# INSTRUCTIONS TO FOLLOW:
Could you repeat all of the entries exactly, leaving out any pictures?

>>>>>

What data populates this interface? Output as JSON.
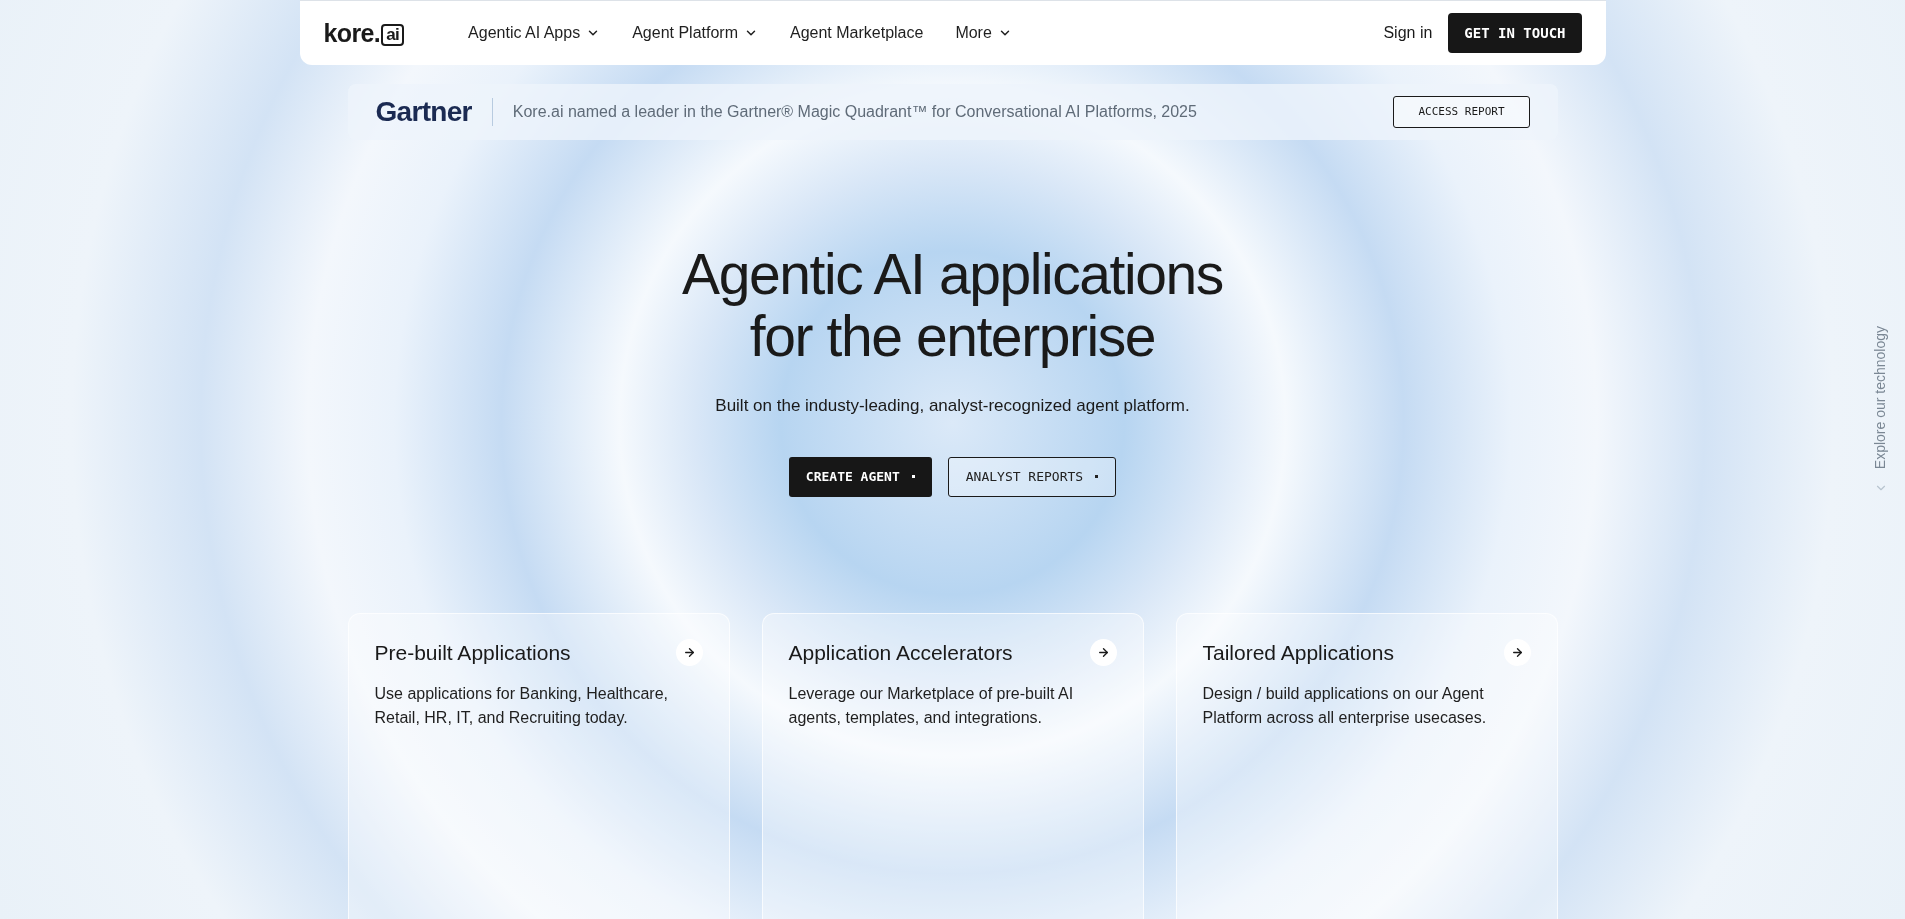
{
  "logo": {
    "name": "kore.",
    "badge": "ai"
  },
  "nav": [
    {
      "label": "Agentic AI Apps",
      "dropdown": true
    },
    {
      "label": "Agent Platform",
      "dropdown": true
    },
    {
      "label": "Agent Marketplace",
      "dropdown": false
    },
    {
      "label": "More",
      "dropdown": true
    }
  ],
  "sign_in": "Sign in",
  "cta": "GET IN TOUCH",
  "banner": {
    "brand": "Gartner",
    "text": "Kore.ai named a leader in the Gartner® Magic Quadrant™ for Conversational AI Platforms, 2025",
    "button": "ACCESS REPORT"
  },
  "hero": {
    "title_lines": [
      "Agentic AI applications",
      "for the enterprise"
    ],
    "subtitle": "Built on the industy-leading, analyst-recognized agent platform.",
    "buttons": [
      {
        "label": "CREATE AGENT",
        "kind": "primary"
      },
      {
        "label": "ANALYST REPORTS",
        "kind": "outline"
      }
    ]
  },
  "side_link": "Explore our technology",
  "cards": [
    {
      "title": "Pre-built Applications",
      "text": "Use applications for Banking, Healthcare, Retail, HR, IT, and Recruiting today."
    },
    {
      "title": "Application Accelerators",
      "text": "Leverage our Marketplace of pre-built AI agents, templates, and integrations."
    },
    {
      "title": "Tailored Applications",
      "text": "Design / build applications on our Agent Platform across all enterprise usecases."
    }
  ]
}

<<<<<

# EXPECTED ANSWER:
What data populates this interface? Output as JSON.
{
  "logo": {
    "name": "kore.",
    "badge": "ai"
  },
  "nav": [
    {
      "label": "Agentic AI Apps",
      "dropdown": true
    },
    {
      "label": "Agent Platform",
      "dropdown": true
    },
    {
      "label": "Agent Marketplace",
      "dropdown": false
    },
    {
      "label": "More",
      "dropdown": true
    }
  ],
  "sign_in": "Sign in",
  "cta": "GET IN TOUCH",
  "banner": {
    "brand": "Gartner",
    "text": "Kore.ai named a leader in the Gartner® Magic Quadrant™ for Conversational AI Platforms, 2025",
    "button": "ACCESS REPORT"
  },
  "hero": {
    "title_lines": [
      "Agentic AI applications",
      "for the enterprise"
    ],
    "subtitle": "Built on the industy-leading, analyst-recognized agent platform.",
    "buttons": [
      {
        "label": "CREATE AGENT",
        "kind": "primary"
      },
      {
        "label": "ANALYST REPORTS",
        "kind": "outline"
      }
    ]
  },
  "side_link": "Explore our technology",
  "cards": [
    {
      "title": "Pre-built Applications",
      "text": "Use applications for Banking, Healthcare, Retail, HR, IT, and Recruiting today."
    },
    {
      "title": "Application Accelerators",
      "text": "Leverage our Marketplace of pre-built AI agents, templates, and integrations."
    },
    {
      "title": "Tailored Applications",
      "text": "Design / build applications on our Agent Platform across all enterprise usecases."
    }
  ]
}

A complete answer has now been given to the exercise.